Hmong paj ntaub
Paj ntaub (pronounced “pan dau,” meaning flowery cloth) are reverse appliquéd and embroidered textiles used for many purposes in traditional Hmong life. Paj ntaub are used as gifts, funeral cloths, baby carriers, decorations, and used to adorn a wide variety of clothing, both ceremonial and secular, including jackets, hats, belts, collars, purses, aprons, and skirts. Paj ntaub became commercialized when Hmong women needed income for family survival in the Thai refugee camps after the end of the Vietnam War.
Paj ntaub are made by layering fabric cut with designs which is turned under and sewn in tiny stitches by hand to reveal the fabric underneath. Traditional patterns are exact, geometric, symbolic of nature, and combined in multiple creative ways. Design symbols represent nature including mountains, fish scales, seeds, snails, elephant tracks, caterpillar backs, mouse tracks, dragon’s teeth, and hearts. Traditional colors of black, red, white, greet, and yellow have been expanded to all colors available in workable fabrics.
Ying Yang learned to sew from her grandmother and mother in her native Hmong mountain village in the Louang Prabang province in norther Laos. After escaping to a Thai refugee camp in 1975, where she lived for four years with her husband and two children, Ying taught herself how to make paj ntaub from observing other women and practicing.

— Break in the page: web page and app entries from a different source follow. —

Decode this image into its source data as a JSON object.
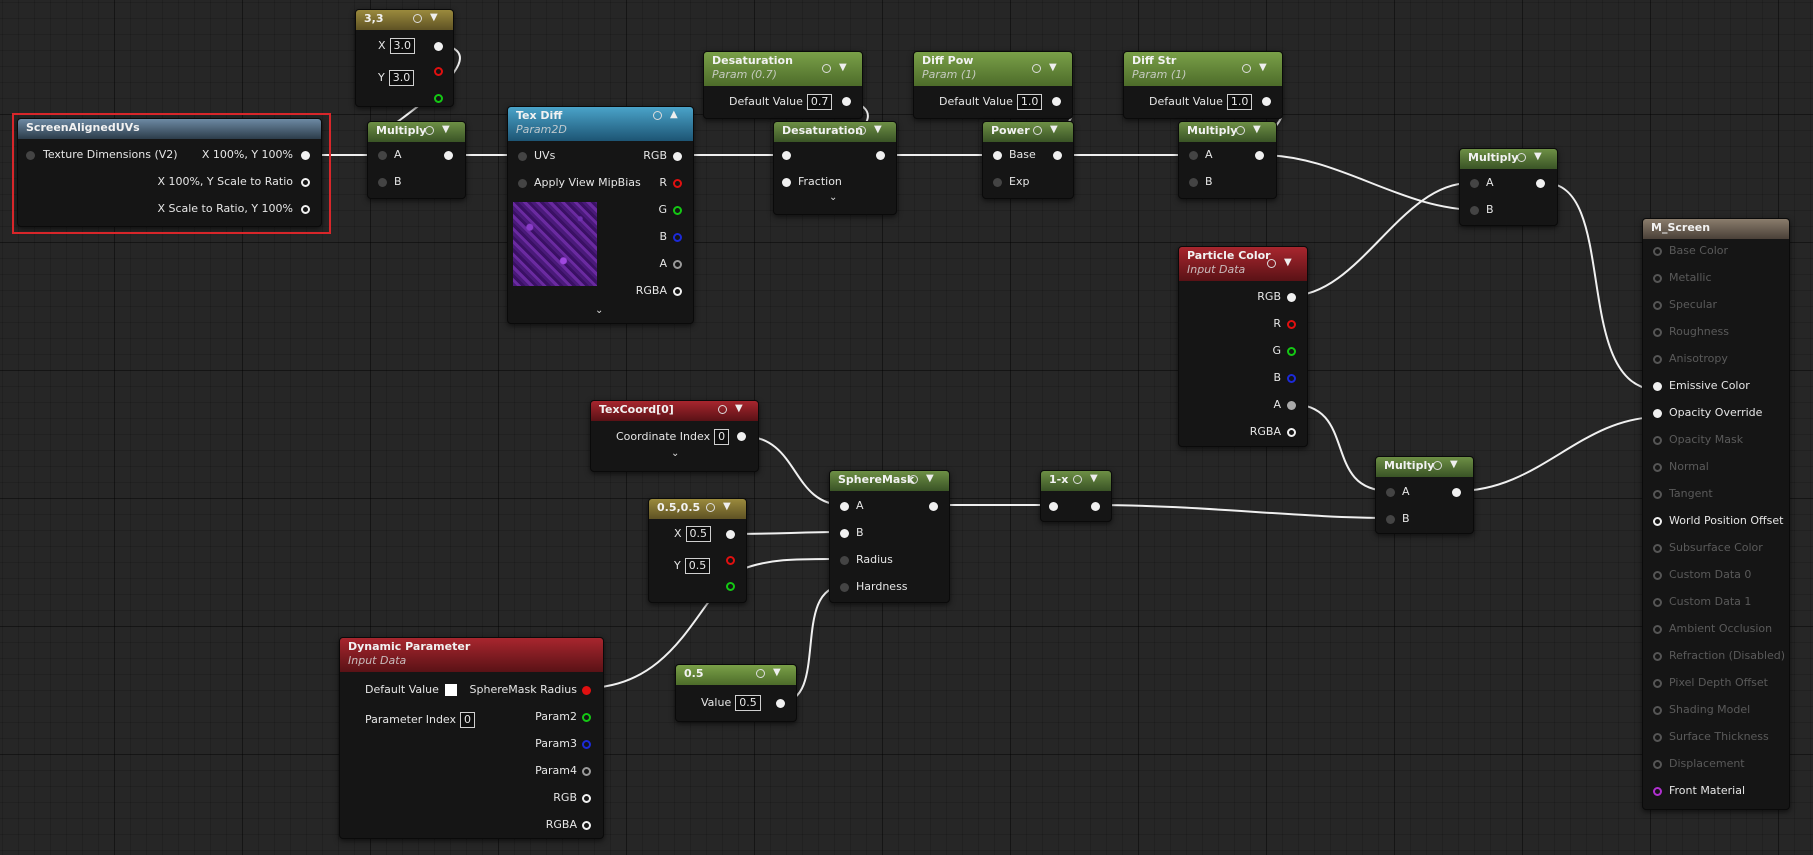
{
  "nodes": {
    "const33": {
      "title": "3,3",
      "x_label": "X",
      "x_value": "3.0",
      "y_label": "Y",
      "y_value": "3.0"
    },
    "screen_uvs": {
      "title": "ScreenAlignedUVs",
      "pin_in": "Texture Dimensions (V2)",
      "out1": "X 100%, Y 100%",
      "out2": "X 100%, Y Scale to Ratio",
      "out3": "X Scale to Ratio, Y 100%"
    },
    "multiply1": {
      "title": "Multiply",
      "a": "A",
      "b": "B"
    },
    "tex_diff": {
      "title": "Tex Diff",
      "subtitle": "Param2D",
      "uvs": "UVs",
      "mip": "Apply View MipBias",
      "rgb": "RGB",
      "r": "R",
      "g": "G",
      "b": "B",
      "a": "A",
      "rgba": "RGBA"
    },
    "desat_param": {
      "title": "Desaturation",
      "subtitle": "Param (0.7)",
      "label": "Default Value",
      "value": "0.7"
    },
    "desat": {
      "title": "Desaturation",
      "fraction": "Fraction"
    },
    "diffpow_param": {
      "title": "Diff Pow",
      "subtitle": "Param (1)",
      "label": "Default Value",
      "value": "1.0"
    },
    "power": {
      "title": "Power",
      "base": "Base",
      "exp": "Exp"
    },
    "diffstr_param": {
      "title": "Diff Str",
      "subtitle": "Param (1)",
      "label": "Default Value",
      "value": "1.0"
    },
    "multiply2": {
      "title": "Multiply",
      "a": "A",
      "b": "B"
    },
    "multiply3": {
      "title": "Multiply",
      "a": "A",
      "b": "B"
    },
    "particle_color": {
      "title": "Particle Color",
      "subtitle": "Input Data",
      "rgb": "RGB",
      "r": "R",
      "g": "G",
      "b": "B",
      "a": "A",
      "rgba": "RGBA"
    },
    "texcoord": {
      "title": "TexCoord[0]",
      "label": "Coordinate Index",
      "value": "0"
    },
    "spheremask": {
      "title": "SphereMask",
      "a": "A",
      "b": "B",
      "radius": "Radius",
      "hardness": "Hardness"
    },
    "one_minus": {
      "title": "1-x"
    },
    "const05": {
      "title": "0.5,0.5",
      "x_label": "X",
      "x_value": "0.5",
      "y_label": "Y",
      "y_value": "0.5"
    },
    "multiply4": {
      "title": "Multiply",
      "a": "A",
      "b": "B"
    },
    "dyn_param": {
      "title": "Dynamic Parameter",
      "subtitle": "Input Data",
      "default_label": "Default Value",
      "index_label": "Parameter Index",
      "index_value": "0",
      "out1": "SphereMask Radius",
      "out2": "Param2",
      "out3": "Param3",
      "out4": "Param4",
      "out5": "RGB",
      "out6": "RGBA"
    },
    "scalar05": {
      "title": "0.5",
      "label": "Value",
      "value": "0.5"
    },
    "m_screen": {
      "title": "M_Screen",
      "inputs": [
        "Base Color",
        "Metallic",
        "Specular",
        "Roughness",
        "Anisotropy",
        "Emissive Color",
        "Opacity Override",
        "Opacity Mask",
        "Normal",
        "Tangent",
        "World Position Offset",
        "Subsurface Color",
        "Custom Data 0",
        "Custom Data 1",
        "Ambient Occlusion",
        "Refraction (Disabled)",
        "Pixel Depth Offset",
        "Shading Model",
        "Surface Thickness",
        "Displacement",
        "Front Material"
      ]
    }
  },
  "colors": {
    "selection": "#d8262a",
    "wire": "#f0f0f0",
    "red_pin": "#e01010",
    "green_pin": "#14c814",
    "blue_pin": "#1c2ad8",
    "purple_pin": "#b030d0"
  }
}
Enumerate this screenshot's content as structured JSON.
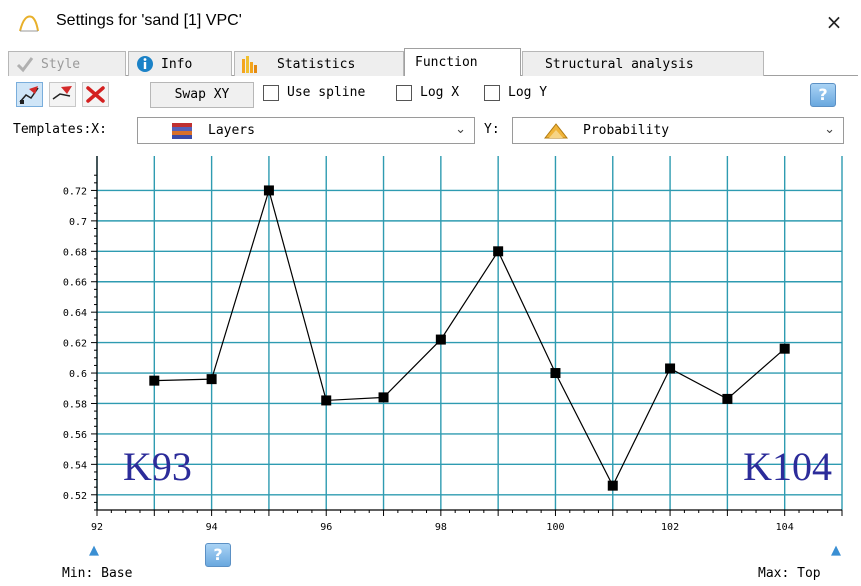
{
  "window": {
    "title": "Settings for 'sand [1] VPC'",
    "close_label": "×"
  },
  "tabs": [
    {
      "label": "Style",
      "state": "disabled",
      "icon": "pen-check-icon"
    },
    {
      "label": "Info",
      "state": "normal",
      "icon": "info-icon"
    },
    {
      "label": "Statistics",
      "state": "normal",
      "icon": "bar-chart-icon"
    },
    {
      "label": "Function",
      "state": "active",
      "icon": ""
    },
    {
      "label": "Structural analysis",
      "state": "normal",
      "icon": ""
    }
  ],
  "toolbar": {
    "swap_label": "Swap XY",
    "use_spline_label": "Use spline",
    "log_x_label": "Log X",
    "log_y_label": "Log Y",
    "use_spline_checked": false,
    "log_x_checked": false,
    "log_y_checked": false,
    "help_label": "?"
  },
  "templates": {
    "label": "Templates:X:",
    "x_value": "Layers",
    "y_label": "Y:",
    "y_value": "Probability"
  },
  "chart_data": {
    "type": "line",
    "x": [
      93,
      94,
      95,
      96,
      97,
      98,
      99,
      100,
      101,
      102,
      103,
      104
    ],
    "values": [
      0.595,
      0.596,
      0.72,
      0.582,
      0.584,
      0.622,
      0.68,
      0.6,
      0.526,
      0.603,
      0.583,
      0.616
    ],
    "xlim": [
      92,
      105
    ],
    "ylim": [
      0.51,
      0.74
    ],
    "xticks": [
      92,
      94,
      96,
      98,
      100,
      102,
      104
    ],
    "yticks": [
      0.52,
      0.54,
      0.56,
      0.58,
      0.6,
      0.62,
      0.64,
      0.66,
      0.68,
      0.7,
      0.72
    ],
    "ytick_labels": [
      "0.52",
      "0.54",
      "0.56",
      "0.58",
      "0.6",
      "0.62",
      "0.64",
      "0.66",
      "0.68",
      "0.7",
      "0.72"
    ],
    "grid": true,
    "annotations": [
      {
        "text": "K93",
        "anchor": "bottom-left"
      },
      {
        "text": "K104",
        "anchor": "bottom-right"
      }
    ],
    "grid_color": "#2e9bb1",
    "line_color": "#000000"
  },
  "footer": {
    "min_label": "Min: Base",
    "max_label": "Max: Top",
    "help_label": "?"
  }
}
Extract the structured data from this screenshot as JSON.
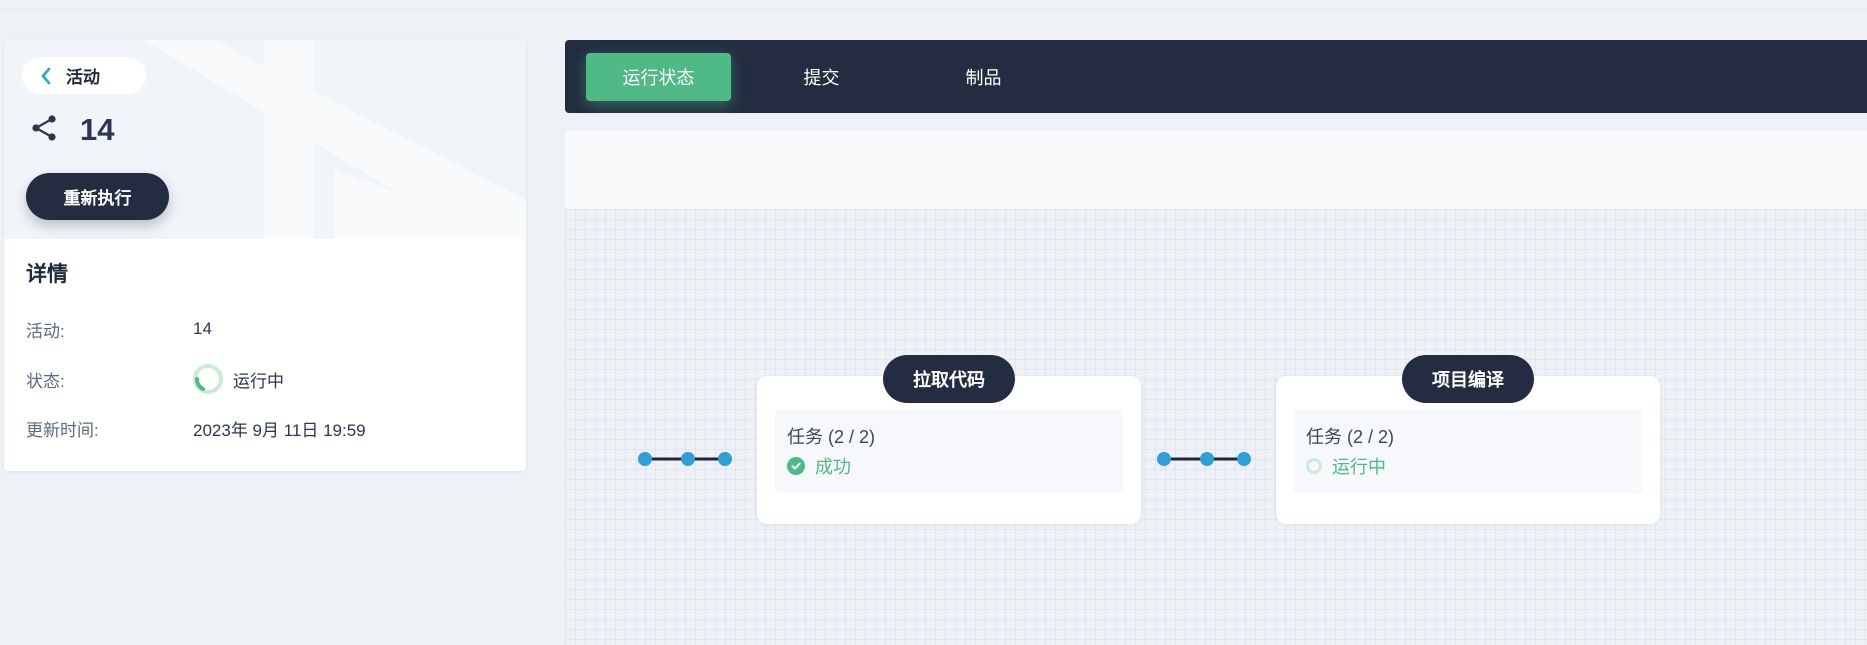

In 2008, Ying was a master artist in ACTA’s Apprenticeship Program with apprentice Xong Lee. The apprenticeship focused on refining Xong’s skills in designing, folding, and cutting progressively intricate designs in her pieces.